Prodigious south London bloggers/podcasters/layabouts Andy Grumbridge and Vince Raison (aka Deserter) often spoke about opening their own dream pub — and then, in July 2022, something extraordinary happened — they actually went and opened one, the Shirker's Rest. Well, Andy did. Vince thought he'd just wait for it to open.
At what point does a drunken conversation about opening your own pub turn into actually doing it?
Andy Grumbridge: We've spoken about it for many years. When you're in a great pub, a couple of pints in, it's the best feeling in the world. I imagine most pub and beer lovers have thought about running one at some time or other. We always ended up deciding, though, that we are more what you might call "end users". Especially when the hangover kicked in.
Vince Raison: I still can't believe it, to be honest.

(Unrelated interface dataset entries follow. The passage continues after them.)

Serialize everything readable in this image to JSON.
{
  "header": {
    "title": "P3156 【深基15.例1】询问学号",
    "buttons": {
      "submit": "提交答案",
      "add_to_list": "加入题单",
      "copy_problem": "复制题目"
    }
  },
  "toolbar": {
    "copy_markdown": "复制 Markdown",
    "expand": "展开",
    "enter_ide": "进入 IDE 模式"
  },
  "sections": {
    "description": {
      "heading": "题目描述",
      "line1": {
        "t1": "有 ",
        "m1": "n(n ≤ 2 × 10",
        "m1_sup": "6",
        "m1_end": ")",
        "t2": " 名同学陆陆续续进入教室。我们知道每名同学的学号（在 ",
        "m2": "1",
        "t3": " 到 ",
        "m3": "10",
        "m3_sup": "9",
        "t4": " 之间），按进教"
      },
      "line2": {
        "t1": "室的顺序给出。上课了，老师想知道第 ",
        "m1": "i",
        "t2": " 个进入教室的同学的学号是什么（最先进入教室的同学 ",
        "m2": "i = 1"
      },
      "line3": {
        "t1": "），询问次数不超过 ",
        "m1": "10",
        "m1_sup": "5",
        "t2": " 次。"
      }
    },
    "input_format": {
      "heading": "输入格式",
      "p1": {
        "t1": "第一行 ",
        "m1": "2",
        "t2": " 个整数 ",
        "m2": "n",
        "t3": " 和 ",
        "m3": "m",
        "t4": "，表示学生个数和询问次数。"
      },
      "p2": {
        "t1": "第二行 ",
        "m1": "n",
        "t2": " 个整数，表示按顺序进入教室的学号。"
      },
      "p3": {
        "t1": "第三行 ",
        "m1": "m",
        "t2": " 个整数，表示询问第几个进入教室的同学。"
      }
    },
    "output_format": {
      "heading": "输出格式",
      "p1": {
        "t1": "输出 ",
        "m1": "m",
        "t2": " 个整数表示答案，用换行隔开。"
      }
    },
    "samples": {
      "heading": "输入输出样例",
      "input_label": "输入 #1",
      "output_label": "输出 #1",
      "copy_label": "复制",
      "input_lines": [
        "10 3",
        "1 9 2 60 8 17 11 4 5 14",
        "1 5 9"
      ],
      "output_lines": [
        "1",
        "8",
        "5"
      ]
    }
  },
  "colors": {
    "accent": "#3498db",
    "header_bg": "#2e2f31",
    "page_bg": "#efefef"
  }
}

Me? With my very own pub.
AG: My mistake was to mention it to some people who aren't like us. In a word, achievers. Deserter associate Pompey Dunc and the boys from Shark Micropubs. Before I knew it they were filling out forms, ringing people up and inviting me to participate in video conference calls about head leases. Can you imagine? Meanwhile, Vince was at home with his feet up. I was furious.
What was on your to-do list for the perfect pub?
AG: Bring your own booze, pre-rolled joints in a glass case on the bar and a free flop house upstairs. I was talked out of those by the money men and the legal eagles. Honestly. This country.
VR: I always think the best pub in town is the smallest. I do remember you saying you wanted it to be somewhere not too big, or at least have a short walk to the lavs.
AG: Yes, we all like Kentish micropubs like the Fez in Margate or the Magnet in Broadstairs, so creating that kind of friendly, chatty, intimate vibe was very much on the agenda.
VR: Along with great beer. And my own chair.
Did you take inspiration from any of the great London drinking establishments?
AG: Yes. We love places like the Blythe Hill Tavern in Catford, the Beer Shop in Nunhead and the Harp in Covent Garden. What they all have in common is good, well kept beer and a friendly welcome.
VR: I take inspiration from every great London boozer. Not necessarily for running a pub. They just make me feel magnificent again.
Running a pub seems like an awful lot of work. I assume you're outsourcing all of this?
AG: On the face of it, it runs counter to everything we stand for — as recorded for posterity in our new book, Shirk, Rest and Play — the Ultimate Slacker's Bible. But you have to remember that firstly, there are six of us behind it; secondly, we have a brilliant general manager, James, and some excellent staff. And thirdly, we have Vince Raison, Special Advisor and secret weapon, who has his own chair and everything.
VR: True. If it wasn’t for me sitting outside in the A20 Lounge on that rocking chair, chuffing away on a fag and slurping on a DIPA, you wouldn't be half as busy as you are. I am a living advertisement for getting more out of life by doing less — the main tenet of our book.
So Vince, it's your job to make sure the beer's in mint condition, right?
VR: We are nothing without standards. That's where I come in. Some people think my role is easy. They don't know the half of it. Is it easy to come up with adjectives for beer apart from 'Delicious' and 'Amazing'? Well, is it?
The Shirker's seems to have a beer/drink to suit all tastes. Are pubs with crap drinks lists just being lazy?
AG: The easy answer is yes, I suppose. Or maybe people just want to drink mass-produced lager and bitter. We're all beer nuts so having a good range, with lots of favourites mixed with new things to try was very important to us.
VR: There's no excuse for crap beer, not these days, though some people like it. There are so many great local brewers right now and I'm more than happy to road test them for the guys. And Ben, one of the founders, is from Stockport so he's been bringing down some crackers from up that way, like RedWillow from Macclesfield. Probably my favourite beer at the Shirker's so far.
AG: Apart from Deserter IPA.
VR: Apart from Deserter IPA.
Judging by your 'Crisp News' wall, you also take snacks seriously. Who is your crisp sommelier?
AG: We've all chipped in with the ordering ideas but a lot of it comes from our podcast, called, presciently, Deserter Pubcast. That's certainly where the Slabs came from.
VR: Our crisp correspondent — or one of them — Ned, sent us a packet with a pithy review: "Size of a baked potato, thick as a pound coin" and everyone went mad for them. The greatest step forward in crisps since the introduction of flavours in the 1970s, in my view, and superb in a sandwich with a slice of cheddar and some Jaipur hot sauce, which I have been known to create on the bar.
What's your advice to fellow Londoners who want to open their own pub (but don't want to work very hard)?
VR: My advice would be to go for it. It's really no effort at all.
AG: Or jack it in and come to the Shirker’s.
Describe the Shirker's Rest in three words.
AG: Shirk, rest, play - which coincidentally, is the name of our new book.
VR: Available now from all good bookshops. And Amazon.
Shirk, Rest and Play — The Ultimate Slacker's Bible is available for pre-order.
The Shirker's Rest in New Cross is open Tuesday-Sunday.